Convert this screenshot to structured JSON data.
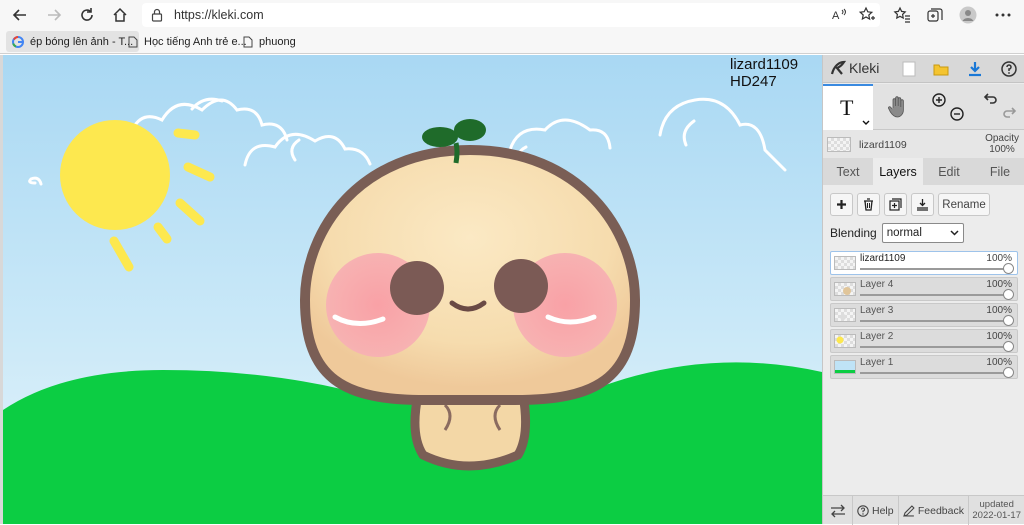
{
  "browser": {
    "url": "https://kleki.com",
    "read_aloud_icon": "read-aloud-icon",
    "bookmarks": [
      {
        "label": "ép bóng lên ảnh - T..."
      },
      {
        "label": "Học tiếng Anh trẻ e..."
      },
      {
        "label": "phuong"
      }
    ]
  },
  "canvas": {
    "signature_line1": "lizard1109",
    "signature_line2": "HD247"
  },
  "panel": {
    "logo_text": "Kleki",
    "current_layer_name": "lizard1109",
    "opacity_label": "Opacity",
    "opacity_value": "100%",
    "tabs": [
      "Text",
      "Layers",
      "Edit",
      "File"
    ],
    "rename_label": "Rename",
    "blending_label": "Blending",
    "blending_value": "normal",
    "layers": [
      {
        "name": "lizard1109",
        "opacity": "100%",
        "active": true
      },
      {
        "name": "Layer 4",
        "opacity": "100%",
        "active": false
      },
      {
        "name": "Layer 3",
        "opacity": "100%",
        "active": false
      },
      {
        "name": "Layer 2",
        "opacity": "100%",
        "active": false
      },
      {
        "name": "Layer 1",
        "opacity": "100%",
        "active": false
      }
    ],
    "help_label": "Help",
    "feedback_label": "Feedback",
    "updated_label": "updated",
    "updated_date": "2022-01-17"
  },
  "colors": {
    "sky": "#bfe3f6",
    "grass": "#0ccd43",
    "sun": "#fde84f",
    "accent": "#3a8ae0"
  }
}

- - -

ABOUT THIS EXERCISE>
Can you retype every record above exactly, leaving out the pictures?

TASK SOLUTION>
Convert this screenshot to structured JSON data.
{
  "browser": {
    "url": "https://kleki.com",
    "read_aloud_icon": "read-aloud-icon",
    "bookmarks": [
      {
        "label": "ép bóng lên ảnh - T..."
      },
      {
        "label": "Học tiếng Anh trẻ e..."
      },
      {
        "label": "phuong"
      }
    ]
  },
  "canvas": {
    "signature_line1": "lizard1109",
    "signature_line2": "HD247"
  },
  "panel": {
    "logo_text": "Kleki",
    "current_layer_name": "lizard1109",
    "opacity_label": "Opacity",
    "opacity_value": "100%",
    "tabs": [
      "Text",
      "Layers",
      "Edit",
      "File"
    ],
    "rename_label": "Rename",
    "blending_label": "Blending",
    "blending_value": "normal",
    "layers": [
      {
        "name": "lizard1109",
        "opacity": "100%",
        "active": true
      },
      {
        "name": "Layer 4",
        "opacity": "100%",
        "active": false
      },
      {
        "name": "Layer 3",
        "opacity": "100%",
        "active": false
      },
      {
        "name": "Layer 2",
        "opacity": "100%",
        "active": false
      },
      {
        "name": "Layer 1",
        "opacity": "100%",
        "active": false
      }
    ],
    "help_label": "Help",
    "feedback_label": "Feedback",
    "updated_label": "updated",
    "updated_date": "2022-01-17"
  },
  "colors": {
    "sky": "#bfe3f6",
    "grass": "#0ccd43",
    "sun": "#fde84f",
    "accent": "#3a8ae0"
  }
}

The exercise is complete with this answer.